Here are the 8 ways to start preparing for judiciary exams in the best possible way.
- Select the States You Wish to Appear For- Each state has a slightly different exam format for the judiciary exam. Therefore, choosing the states for which you want to sit for the PCSJ exam should be your first step in preparation. Once you've done that, you can start preparing for it.
- Go through question paper of previous year- There is a compelling reason why you should review the previous 10-year question papers of the selected state judiciary exam. When you read through the old papers (don't worry about the answers for the time being), you can get an idea of how that particular state frames the questions. This is critical as you begin to form an idea of what to expect and what types of questions to anticipate.
- Read bare acts several times- Almost all law questions asked in state judiciary exams are based on bare acts. Bare Acts are the foundation of the law, and every multiple-choice question, short answer question, and long answer question stems from them. They are useful even when writing detailed responses. If you have a strong command of bare acts, you can include sections, references, and other details from these acts in your subjective response. Go through bare acts as many times as you can for the best PCSJ preparation. There is no limit. Make it a habit to read and revise them every day. Keep a notebook nearby when reading bare acts from the book or PDF.

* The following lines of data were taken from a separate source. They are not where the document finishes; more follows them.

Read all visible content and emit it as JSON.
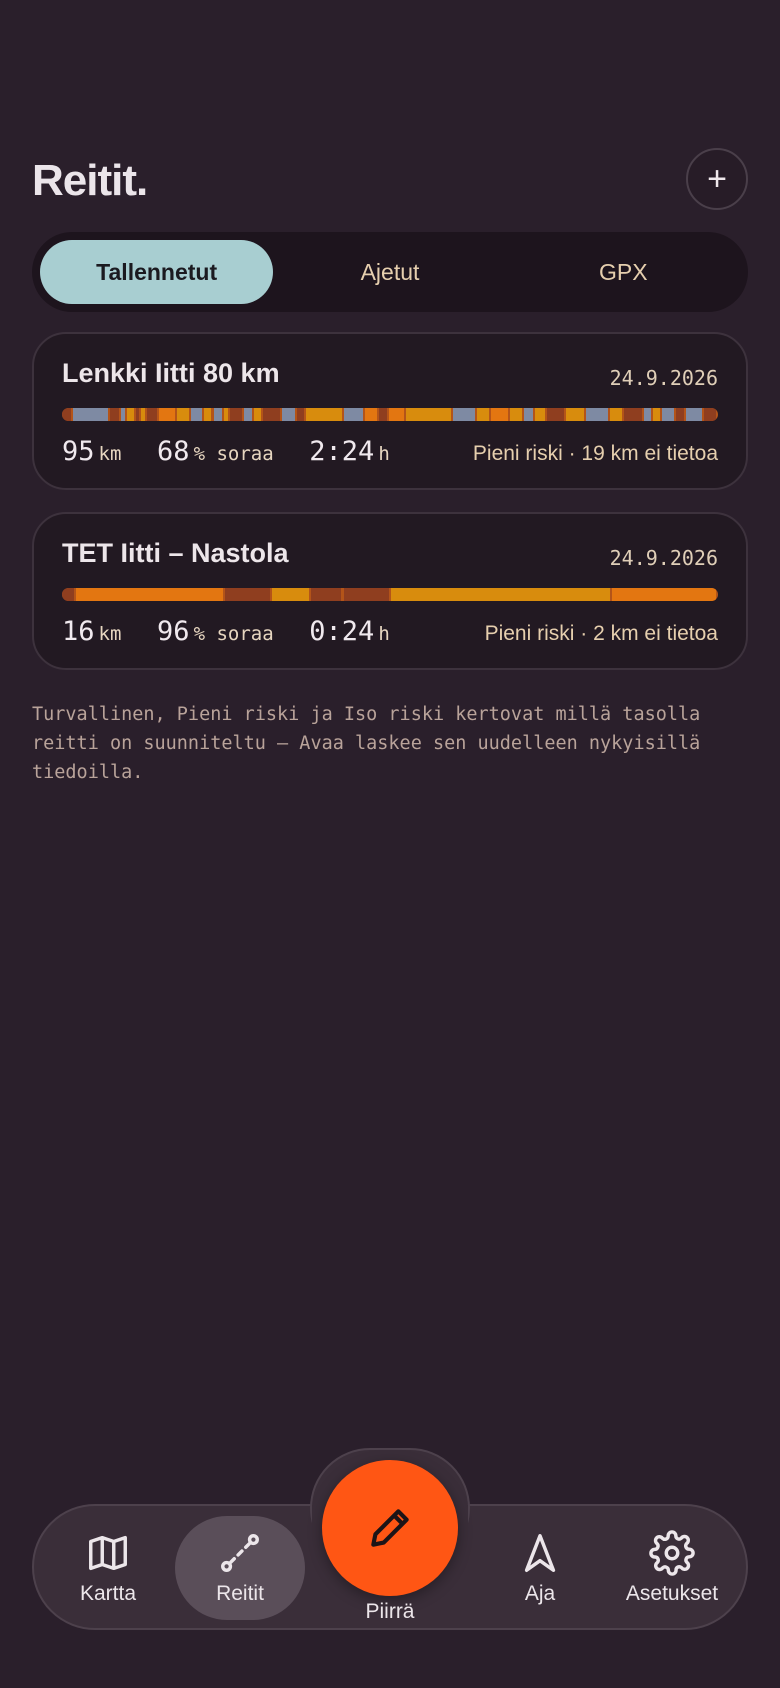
{
  "header": {
    "title": "Reitit.",
    "add_label": "+"
  },
  "tabs": [
    {
      "label": "Tallennetut",
      "active": true
    },
    {
      "label": "Ajetut",
      "active": false
    },
    {
      "label": "GPX",
      "active": false
    }
  ],
  "colors": {
    "background": "#2a1f2b",
    "accent": "#ff5614",
    "tab_active": "#a8ced1",
    "surface_paved": "#7e8aa3",
    "surface_gravel": "#d88c0d",
    "surface_gravel_rough": "#e37611",
    "surface_unknown": "#8f3e1f"
  },
  "routes": [
    {
      "title": "Lenkki Iitti 80 km",
      "date": "24.9.2026",
      "distance": "95",
      "distance_unit": "km",
      "gravel": "68",
      "gravel_unit": "% soraa",
      "duration": "2:24",
      "duration_unit": "h",
      "risk": "Pieni riski · 19 km ei tietoa",
      "surface_segments": [
        [
          "unknown",
          0.014
        ],
        [
          "paved",
          0.05
        ],
        [
          "unknown",
          0.014
        ],
        [
          "paved",
          0.008
        ],
        [
          "gravel",
          0.012
        ],
        [
          "unknown",
          0.006
        ],
        [
          "gravel",
          0.008
        ],
        [
          "unknown",
          0.016
        ],
        [
          "rough",
          0.024
        ],
        [
          "gravel",
          0.018
        ],
        [
          "paved",
          0.018
        ],
        [
          "gravel",
          0.012
        ],
        [
          "paved",
          0.014
        ],
        [
          "gravel",
          0.008
        ],
        [
          "unknown",
          0.018
        ],
        [
          "paved",
          0.014
        ],
        [
          "gravel",
          0.012
        ],
        [
          "unknown",
          0.024
        ],
        [
          "paved",
          0.02
        ],
        [
          "unknown",
          0.012
        ],
        [
          "gravel",
          0.05
        ],
        [
          "paved",
          0.028
        ],
        [
          "rough",
          0.018
        ],
        [
          "unknown",
          0.014
        ],
        [
          "rough",
          0.022
        ],
        [
          "gravel",
          0.062
        ],
        [
          "paved",
          0.032
        ],
        [
          "gravel",
          0.018
        ],
        [
          "rough",
          0.026
        ],
        [
          "gravel",
          0.018
        ],
        [
          "paved",
          0.014
        ],
        [
          "gravel",
          0.016
        ],
        [
          "unknown",
          0.026
        ],
        [
          "gravel",
          0.026
        ],
        [
          "paved",
          0.032
        ],
        [
          "gravel",
          0.018
        ],
        [
          "unknown",
          0.026
        ],
        [
          "paved",
          0.012
        ],
        [
          "gravel",
          0.012
        ],
        [
          "paved",
          0.018
        ],
        [
          "unknown",
          0.014
        ],
        [
          "paved",
          0.024
        ],
        [
          "unknown",
          0.018
        ]
      ]
    },
    {
      "title": "TET Iitti – Nastola",
      "date": "24.9.2026",
      "distance": "16",
      "distance_unit": "km",
      "gravel": "96",
      "gravel_unit": "% soraa",
      "duration": "0:24",
      "duration_unit": "h",
      "risk": "Pieni riski · 2 km ei tietoa",
      "surface_segments": [
        [
          "unknown",
          0.022
        ],
        [
          "rough",
          0.226
        ],
        [
          "unknown",
          0.072
        ],
        [
          "gravel",
          0.06
        ],
        [
          "unknown",
          0.048
        ],
        [
          "gravel",
          0.002
        ],
        [
          "unknown",
          0.072
        ],
        [
          "gravel",
          0.336
        ],
        [
          "rough",
          0.162
        ]
      ]
    }
  ],
  "note": "Turvallinen, Pieni riski ja Iso riski kertovat millä tasolla reitti on suunniteltu – Avaa laskee sen uudelleen nykyisillä tiedoilla.",
  "nav": {
    "map": "Kartta",
    "routes": "Reitit",
    "draw": "Piirrä",
    "ride": "Aja",
    "settings": "Asetukset"
  }
}
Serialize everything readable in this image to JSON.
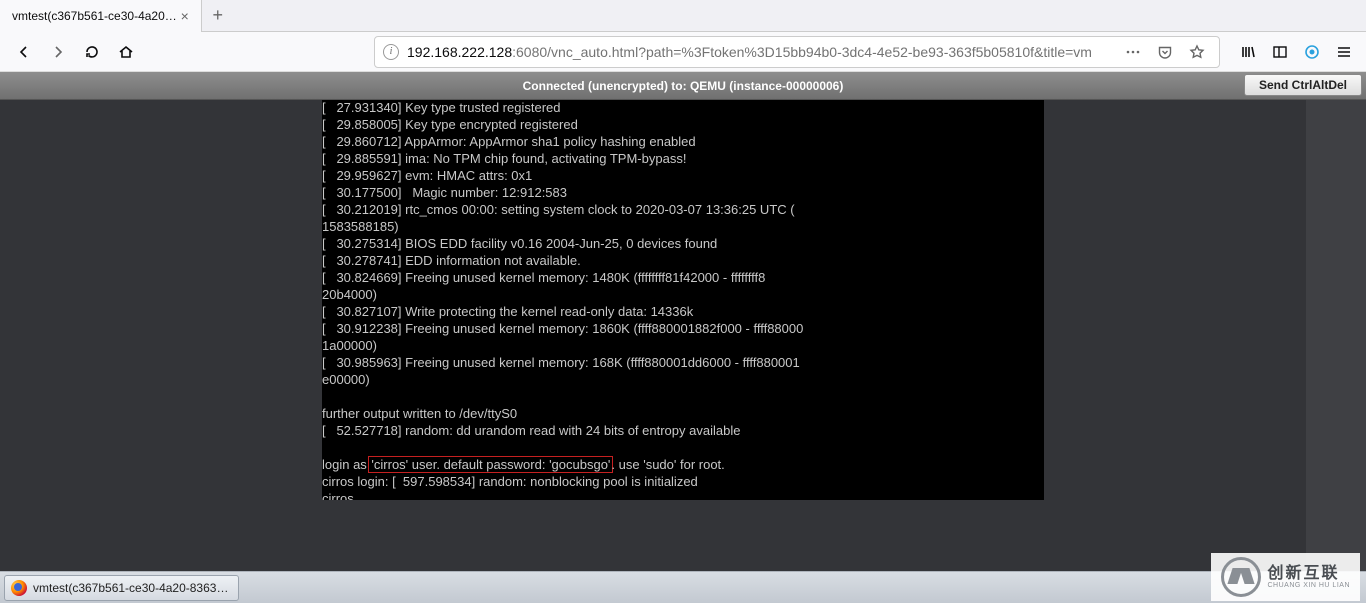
{
  "tab": {
    "title": "vmtest(c367b561-ce30-4a20…"
  },
  "url": {
    "host_ip": "192.168.222.128",
    "rest": ":6080/vnc_auto.html?path=%3Ftoken%3D15bb94b0-3dc4-4e52-be93-363f5b05810f&title=vm"
  },
  "vnc": {
    "status": "Connected (unencrypted) to: QEMU (instance-00000006)",
    "send_cad": "Send CtrlAltDel"
  },
  "console": {
    "pre1": "[   27.931340] Key type trusted registered\n[   29.858005] Key type encrypted registered\n[   29.860712] AppArmor: AppArmor sha1 policy hashing enabled\n[   29.885591] ima: No TPM chip found, activating TPM-bypass!\n[   29.959627] evm: HMAC attrs: 0x1\n[   30.177500]   Magic number: 12:912:583\n[   30.212019] rtc_cmos 00:00: setting system clock to 2020-03-07 13:36:25 UTC (\n1583588185)\n[   30.275314] BIOS EDD facility v0.16 2004-Jun-25, 0 devices found\n[   30.278741] EDD information not available.\n[   30.824669] Freeing unused kernel memory: 1480K (ffffffff81f42000 - ffffffff8\n20b4000)\n[   30.827107] Write protecting the kernel read-only data: 14336k\n[   30.912238] Freeing unused kernel memory: 1860K (ffff880001882f000 - ffff88000\n1a00000)\n[   30.985963] Freeing unused kernel memory: 168K (ffff880001dd6000 - ffff880001\ne00000)\n\nfurther output written to /dev/ttyS0\n[   52.527718] random: dd urandom read with 24 bits of entropy available\n\nlogin as ",
    "highlight": "'cirros' user. default password: 'gocubsgo'",
    "post1": ". use 'sudo' for root.\ncirros login: [  597.598534] random: nonblocking pool is initialized\ncirros"
  },
  "taskbar": {
    "item": "vmtest(c367b561-ce30-4a20-8363…"
  },
  "brand": {
    "cn": "创新互联",
    "en": "CHUANG XIN HU LIAN"
  }
}
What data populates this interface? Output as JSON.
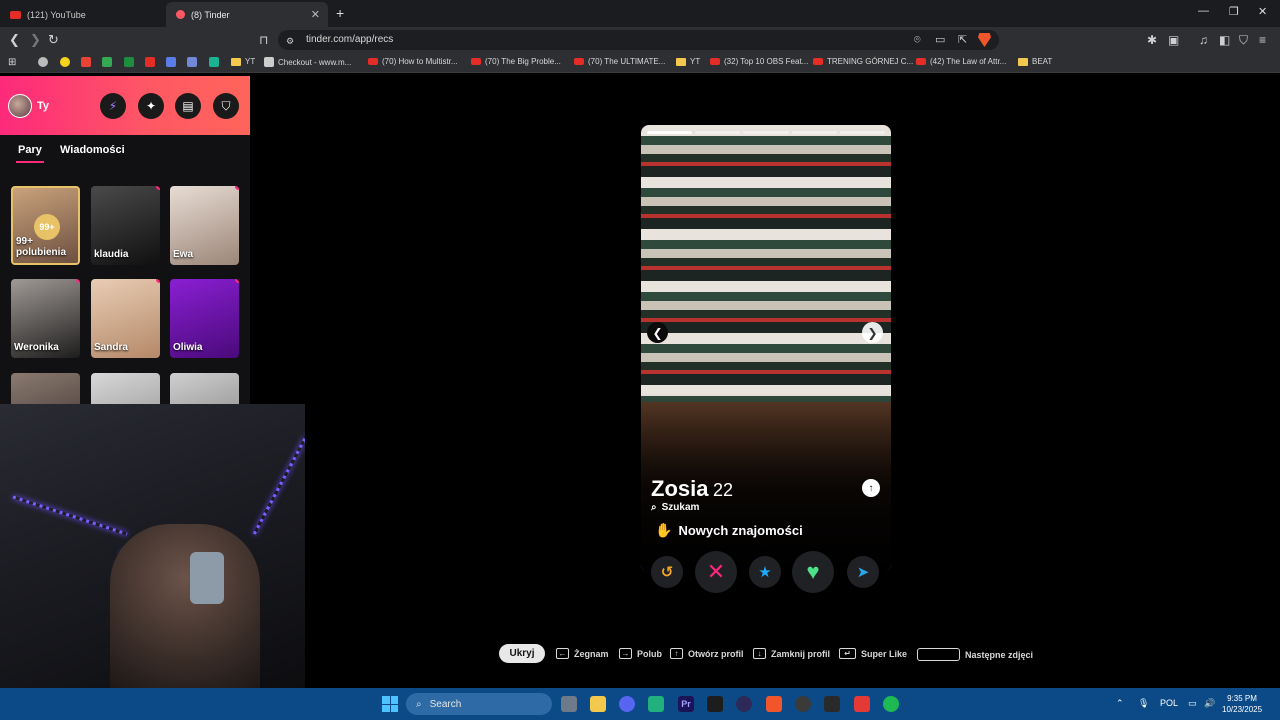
{
  "browser": {
    "tabs": [
      {
        "title": "(121) YouTube",
        "active": false
      },
      {
        "title": "(8) Tinder",
        "active": true
      }
    ],
    "url": "tinder.com/app/recs",
    "bookmarks": [
      {
        "label": "YT",
        "type": "folder"
      },
      {
        "label": "Checkout - www.m...",
        "type": "page"
      },
      {
        "label": "(70) How to Multistr...",
        "type": "youtube"
      },
      {
        "label": "(70) The Big Proble...",
        "type": "youtube"
      },
      {
        "label": "(70) The ULTIMATE...",
        "type": "youtube"
      },
      {
        "label": "YT",
        "type": "folder"
      },
      {
        "label": "(32) Top 10 OBS Feat...",
        "type": "youtube"
      },
      {
        "label": "TRENING GÓRNEJ C...",
        "type": "youtube"
      },
      {
        "label": "(42) The Law of Attr...",
        "type": "youtube"
      },
      {
        "label": "BEAT",
        "type": "folder"
      }
    ]
  },
  "sidebar": {
    "user_name": "Ty",
    "tabs": [
      "Pary",
      "Wiadomości"
    ],
    "likes": {
      "badge": "99+",
      "count": "99+",
      "label": "polubienia"
    },
    "matches": [
      {
        "name": "klaudia",
        "unread": true
      },
      {
        "name": "Ewa",
        "unread": true
      },
      {
        "name": "Weronika",
        "unread": true
      },
      {
        "name": "Sandra",
        "unread": true
      },
      {
        "name": "Oliwia",
        "unread": true
      }
    ]
  },
  "profile": {
    "name": "Zosia",
    "age": "22",
    "looking_label": "Szukam",
    "intent": "Nowych znajomości",
    "photo_count": 5,
    "current_photo": 1
  },
  "shortcuts": {
    "hide": "Ukryj",
    "items": [
      {
        "key": "←",
        "label": "Żegnam"
      },
      {
        "key": "→",
        "label": "Polub"
      },
      {
        "key": "↑",
        "label": "Otwórz profil"
      },
      {
        "key": "↓",
        "label": "Zamknij profil"
      },
      {
        "key": "↵",
        "label": "Super Like"
      },
      {
        "key": "",
        "label": "Następne zdjęci"
      }
    ]
  },
  "taskbar": {
    "search": "Search",
    "lang": "POL",
    "time": "9:35 PM",
    "date": "10/23/2025"
  },
  "colors": {
    "tinder_gradient_start": "#fd297b",
    "tinder_gradient_end": "#ff655b",
    "rewind": "#f5a623",
    "nope": "#fd267d",
    "superlike": "#1fa9ff",
    "like": "#4de28a",
    "boost": "#2aa6e8"
  }
}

- Understand where to focus more- Make use of the resources available to you. Talk to your seniors, talk to your friends, talk to your teachers, and make a list of the most important sections and chapters of the bare acts. After that, you should devote your full attention to these.
- Go through landmark judgements- Before taking a law exam, you should be well-versed in the most recent landmark decisions and case law. They are also essential for the current events section. When you write subjective answers and include facts or statements about recent cases and decisions, the copy checker will conclude that the student is up to date and well informed. He might generously mark you!
- Make synopsis of all topics- Don't read lengthy responses for revision. Make a synopsis of all topics while reading so that on the big day, when you want to go over any topic, you can do so in a single glance. Make a list of bullets. 1, 2, 3, 4 or A, B, C, D...
- Speak orally what you have studied – At the end of the day, tell yourself about what you learned today. It does not have to be extremely loud. However, it should be audible to you. You will remember it better if you do this. Murmur is not required. Speak what has been studied. If something needs to be counted on your fingertips, do so. Don't be afraid to say it.
- Do not panic and get disheartened- Remember that a single exam is not the end of the road. There are numerous doors in this world. There are numerous opportunities in the legal field. You may have seen the books and PDFs and thought to yourself, "How am I going to remember all of that?" You are not by yourself. Almost everyone initially feels this way. What matters is how to get started. It makes no difference how fast you go. What is important is the direction.